So, you have four months to transform your ordinary self into a Woodstock nymph, satyr, collegiate participant, musician, magician, goddess, free-spirit, nature child… Your own imagination will suggest what it is you would like to personify if only for a day. Who knows, after the preparation for it, you may decide to keep elements of this product of your creation as permanent fixtures!

For today, we will simply consider some goals to prepare for. Each one of these represents an area that may need time to develop:

  • Weight: most the original Woodstock attendees were young and lithe. If you were born after 1995 you may identify as such. If you are old enough to have attended in 1969, chances are you may see this as an opportunity to get fit.

  • Hair: the late sixties/early seventies ushered in an era of long, natural hair. It did not work on everyone, even then, but if you like breezy, free-flowing tresses, stop regular visit to the salon and work on conditioning, growing and caring for your hair now! We will discuss how-tos another time, including dealing with gray, damaged, thinning and difficult hair.

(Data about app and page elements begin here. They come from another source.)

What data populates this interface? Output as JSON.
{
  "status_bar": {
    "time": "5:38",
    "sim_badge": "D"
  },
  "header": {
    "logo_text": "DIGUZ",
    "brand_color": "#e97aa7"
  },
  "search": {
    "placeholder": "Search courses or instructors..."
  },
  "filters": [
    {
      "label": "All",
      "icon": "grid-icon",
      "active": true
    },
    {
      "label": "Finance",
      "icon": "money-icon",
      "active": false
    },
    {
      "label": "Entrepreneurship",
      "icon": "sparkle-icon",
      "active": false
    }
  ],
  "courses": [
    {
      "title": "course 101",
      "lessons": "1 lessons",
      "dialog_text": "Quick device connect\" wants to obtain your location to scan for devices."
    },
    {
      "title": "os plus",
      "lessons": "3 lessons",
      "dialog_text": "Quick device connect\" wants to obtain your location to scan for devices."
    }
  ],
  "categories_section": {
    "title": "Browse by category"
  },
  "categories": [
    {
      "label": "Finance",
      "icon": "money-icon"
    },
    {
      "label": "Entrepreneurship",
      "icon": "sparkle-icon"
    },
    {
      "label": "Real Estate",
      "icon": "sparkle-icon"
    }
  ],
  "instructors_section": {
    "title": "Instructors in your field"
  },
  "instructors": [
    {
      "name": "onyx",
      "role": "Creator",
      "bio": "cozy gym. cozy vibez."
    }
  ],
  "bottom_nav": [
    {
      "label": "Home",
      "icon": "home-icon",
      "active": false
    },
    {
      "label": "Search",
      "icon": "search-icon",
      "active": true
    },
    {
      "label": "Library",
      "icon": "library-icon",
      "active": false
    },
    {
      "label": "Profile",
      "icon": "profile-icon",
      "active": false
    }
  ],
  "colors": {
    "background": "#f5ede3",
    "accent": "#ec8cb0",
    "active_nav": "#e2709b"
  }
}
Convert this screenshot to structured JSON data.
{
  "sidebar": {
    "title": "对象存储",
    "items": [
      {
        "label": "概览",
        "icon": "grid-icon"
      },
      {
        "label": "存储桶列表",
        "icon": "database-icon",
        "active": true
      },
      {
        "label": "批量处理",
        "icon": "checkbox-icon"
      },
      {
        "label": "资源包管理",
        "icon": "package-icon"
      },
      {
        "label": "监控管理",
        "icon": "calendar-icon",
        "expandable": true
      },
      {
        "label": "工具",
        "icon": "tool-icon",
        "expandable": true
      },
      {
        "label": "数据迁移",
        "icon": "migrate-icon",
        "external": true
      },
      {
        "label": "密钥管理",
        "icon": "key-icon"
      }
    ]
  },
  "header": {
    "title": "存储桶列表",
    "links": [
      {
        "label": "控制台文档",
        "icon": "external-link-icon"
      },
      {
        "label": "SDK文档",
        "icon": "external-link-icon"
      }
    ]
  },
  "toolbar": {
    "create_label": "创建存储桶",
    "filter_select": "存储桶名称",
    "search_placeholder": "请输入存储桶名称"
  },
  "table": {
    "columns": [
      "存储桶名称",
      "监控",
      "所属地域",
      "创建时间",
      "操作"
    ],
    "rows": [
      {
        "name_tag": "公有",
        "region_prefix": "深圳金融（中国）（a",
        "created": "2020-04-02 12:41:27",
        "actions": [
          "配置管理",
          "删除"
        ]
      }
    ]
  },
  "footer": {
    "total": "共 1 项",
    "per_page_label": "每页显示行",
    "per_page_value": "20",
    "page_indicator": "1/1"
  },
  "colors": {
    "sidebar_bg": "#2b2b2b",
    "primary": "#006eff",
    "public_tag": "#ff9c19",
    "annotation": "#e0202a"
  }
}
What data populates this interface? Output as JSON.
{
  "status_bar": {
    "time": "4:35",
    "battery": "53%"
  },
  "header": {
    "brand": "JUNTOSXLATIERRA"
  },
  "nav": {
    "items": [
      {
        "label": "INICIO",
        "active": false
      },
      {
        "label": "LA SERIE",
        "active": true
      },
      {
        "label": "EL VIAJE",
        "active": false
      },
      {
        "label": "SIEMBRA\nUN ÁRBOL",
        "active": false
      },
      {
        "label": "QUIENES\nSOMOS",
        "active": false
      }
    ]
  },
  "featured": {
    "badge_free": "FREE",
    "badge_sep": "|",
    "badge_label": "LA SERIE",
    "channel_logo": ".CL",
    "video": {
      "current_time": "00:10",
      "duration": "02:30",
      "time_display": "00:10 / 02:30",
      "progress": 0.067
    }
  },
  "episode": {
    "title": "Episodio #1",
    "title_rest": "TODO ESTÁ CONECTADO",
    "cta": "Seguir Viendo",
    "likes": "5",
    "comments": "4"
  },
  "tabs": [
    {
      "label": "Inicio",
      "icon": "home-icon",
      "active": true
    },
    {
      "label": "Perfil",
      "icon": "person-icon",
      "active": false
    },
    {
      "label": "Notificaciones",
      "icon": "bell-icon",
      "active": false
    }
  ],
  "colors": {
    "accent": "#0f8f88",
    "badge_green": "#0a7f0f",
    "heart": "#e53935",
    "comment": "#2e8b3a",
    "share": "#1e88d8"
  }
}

  • Attitude: this may be the most magical part. Our lives are often hectic, filled with demands, full schedules and a society that would not approve of modern day hippies. What we forget is that when we slow down, meditate, listen to music that stirs something within us, find time to create in-home rituals (not out of boxes, but engendered by our imaginations), open our minds to really consider the opinions of others and so many other grounding activities, we can reconnect with the promising child we once were. Remember the potential we had as we moved from childhood into adolescence. The world was before us; a world of our own creation. Rekindle that spirit.

  • Sense of adventure: in 1969 teens from all over the country made an extraordinary pilgrimage. It could not have been an easy trek or even few days of camping in the rain and elements with so many people. But came they did and with the intention of a peaceful celebration of youth, music and hope. Capture that sense of adventure regardless of how far from home you go.

  • This is a contest. Not sure of the prize yet, but start working on it as you may need a bit of time. August 15, 16 and 17, 2019 will mark the 50th anniversary of Woodstock. The memes and jokes have started: if you were naked at the first Woodstock, stay home… Well, most of the pictures of naked people at the first Woodstock are not that appealing. As a matter of fact, you have to look hard to find people who do not look bedraggled, dusty and generally rough around the edges. That said, the pictures are also full of magic, of wonder, of youth stepping out on the world stage for the first time: not just the skinny dippers, but the fantastically costumed, almost medieval-looking itinerants. You see lots of bejewelled velvet, rakish top hats, bangles and bracelets covering arms as they reflect sunbeams. You see long hair trailing down backs, bare feet and gossamer gowns. Collegiate types listen side-by-side with hippie pot smokers and all are electrified by beloved and emerging talent.

    If you were there, or if you are old enough to have been there, who are you now? Can you still identify with your dreams and hope for the world - and yourself? Looking at you, then and now, how satisfied are you in the change? Is the difference so great that you hardly recognize yourself or have you evolved into a more polished, realized version of your best self? Have you lost something along the way, something important? This challenge is to recreate yourself into the ideal version of the Woodstock you - whoever succeeds will be a winner who cherishes the prize: your best you!